Layton and Luke strike back, but they miss

The Good

For a ridiculous story that it was, the presentation was not so bad, and the anime style cinematics (with occasional 3D elements) are quite a few, more as you draw near toward the closure and they seem anything but simple, which is nice. Even though the story presents various range of conflicts and emotions, it is all being resolved through the puzzles. It never gets old how Layton and Luke can find a hidden puzzle in the grass or wherever. They're gentlemen, and true gentleman leaves no puzzle unsolved.

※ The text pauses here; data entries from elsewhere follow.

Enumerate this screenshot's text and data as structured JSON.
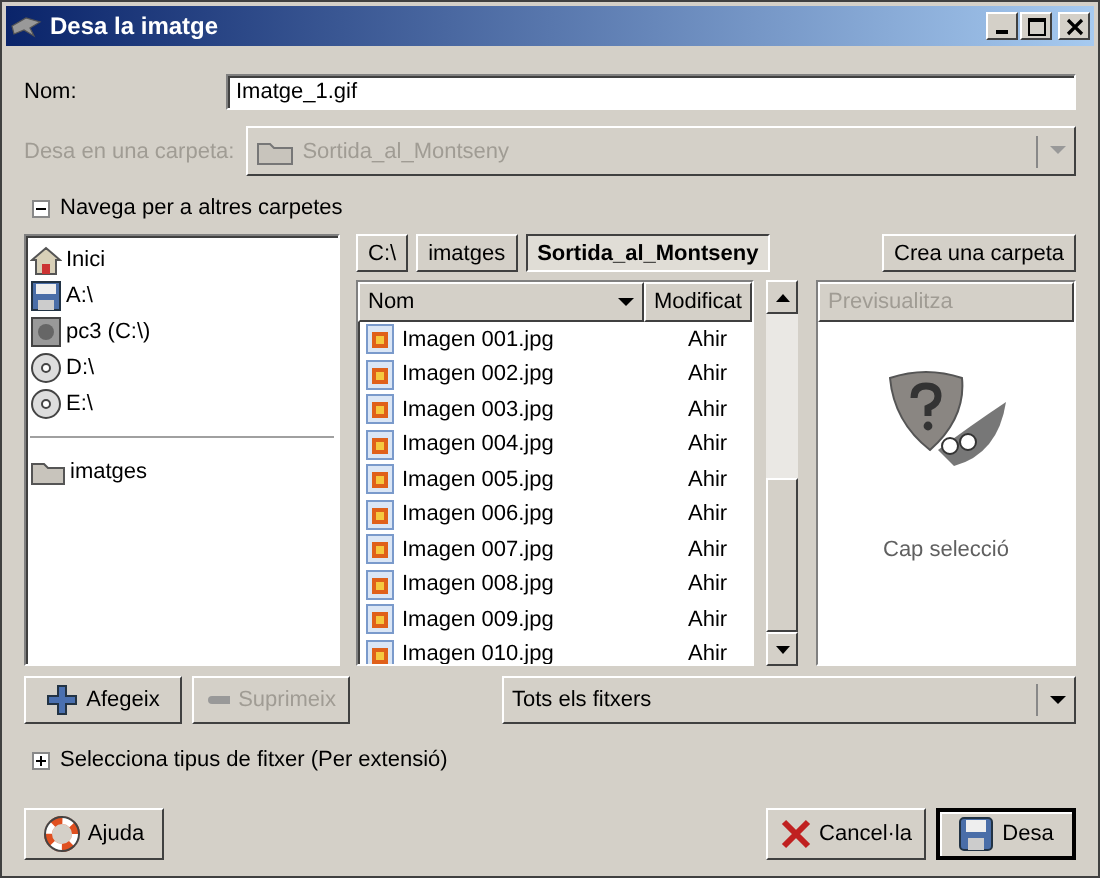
{
  "window": {
    "title": "Desa la imatge"
  },
  "name_field": {
    "label": "Nom:",
    "value": "Imatge_1.gif"
  },
  "folder_field": {
    "label": "Desa en una carpeta:",
    "value": "Sortida_al_Montseny",
    "disabled": true
  },
  "browse_expander": {
    "label": "Navega per a altres carpetes",
    "expanded": true
  },
  "places": [
    {
      "kind": "home",
      "label": "Inici"
    },
    {
      "kind": "floppy",
      "label": "A:\\"
    },
    {
      "kind": "harddisk",
      "label": "pc3 (C:\\)"
    },
    {
      "kind": "cdrom",
      "label": "D:\\"
    },
    {
      "kind": "cdrom",
      "label": "E:\\"
    }
  ],
  "bookmarks": [
    {
      "kind": "folder",
      "label": "imatges"
    }
  ],
  "path_buttons": [
    {
      "label": "C:\\",
      "selected": false
    },
    {
      "label": "imatges",
      "selected": false
    },
    {
      "label": "Sortida_al_Montseny",
      "selected": true
    }
  ],
  "create_folder_button": "Crea una carpeta",
  "file_table": {
    "columns": [
      {
        "label": "Nom",
        "sorted": true
      },
      {
        "label": "Modificat",
        "sorted": false
      }
    ],
    "rows": [
      {
        "name": "Imagen 001.jpg",
        "modified": "Ahir"
      },
      {
        "name": "Imagen 002.jpg",
        "modified": "Ahir"
      },
      {
        "name": "Imagen 003.jpg",
        "modified": "Ahir"
      },
      {
        "name": "Imagen 004.jpg",
        "modified": "Ahir"
      },
      {
        "name": "Imagen 005.jpg",
        "modified": "Ahir"
      },
      {
        "name": "Imagen 006.jpg",
        "modified": "Ahir"
      },
      {
        "name": "Imagen 007.jpg",
        "modified": "Ahir"
      },
      {
        "name": "Imagen 008.jpg",
        "modified": "Ahir"
      },
      {
        "name": "Imagen 009.jpg",
        "modified": "Ahir"
      },
      {
        "name": "Imagen 010.jpg",
        "modified": "Ahir"
      }
    ]
  },
  "preview": {
    "header": "Previsualitza",
    "header_disabled": true,
    "caption": "Cap selecció"
  },
  "add_button": {
    "label": "Afegeix",
    "disabled": false
  },
  "remove_button": {
    "label": "Suprimeix",
    "disabled": true
  },
  "filter_combo": {
    "value": "Tots els fitxers"
  },
  "filetype_expander": {
    "label": "Selecciona tipus de fitxer (Per extensió)",
    "expanded": false
  },
  "buttons": [
    {
      "kind": "help",
      "label": "Ajuda",
      "default": false
    },
    {
      "kind": "cancel",
      "label": "Cancel·la",
      "default": false
    },
    {
      "kind": "save",
      "label": "Desa",
      "default": true
    }
  ]
}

Puzzles come in abundance and dialogs seem to be the side effect here, only to move the story a little bit further until the next puzzle. Mainly being a puzzle game, Professor Layton series are certainly among the finest and most fun to solve, each presenting an illustrious puzzles with hints and a way of collecting coins to pay for the hints. Having a top-layer to draw or calculate your own solution is a nice touch even though it is not necessary for majority of the puzzles.

There are a couple new mini-games now, such as the parrot game and car game, both which add some time to gameplay, and can be fun, especially the car game, but neither of them seem to offer multiple solutions to reach the goal which would've been slightly more fun to undertake.

So far I've only played one more Layton game, and while it was even more fun, it felt kind of quickly over. Unwound Future on the other hand turned out pretty long-winded for which I clocked over 20 hours of gameplay.

The Bad

After you finish the game and find out the entire story, all those people you met along the way seem very unlikely to have been there. It's actually downright ludicrous. While the story can get more emotional as you draw near the end, it is equally ridiculous and the lack of an actual happy ending for pretty much anyone is not so suitable for a game that sort of feels childish at heart.

In comparison with the immediate prequel, both setting and puzzles are mediocre at best. Many puzzles lack the proper description (and I don't refer to trick puzzles) and many are variations on the same one, such as trying to find a way out of a maze or pushing some buttons or rotating reflective mirrors and such. But in general, puzzles are not as fun as they were in the prequel.

While it is nice to have unlockable soundtrack and all, many tracks are downright taken from the older game version (if not, it is way too similar). Okay, main theme can be understood, even if there is no variation in instruments, but puzzle solving BGM, town exploring BGM, they all feel the same (it's been a while since I've played the prequel, but I am pretty confident most of the gameplay BGM didn't change). They should've followed the steps of Capcom's Ace Attorney series and at least renew all the tracks with each new game release.

The Bottom Line

If you can look past the story and the setting, this game will give you over 150 mediocre puzzles with additional mini-games, plethora cinematics and occasional voice-over. It's not a game that will require your utmost attention or become addictive while playing, but will do its share to keep you sleepless nights or long travels a bit more interesting.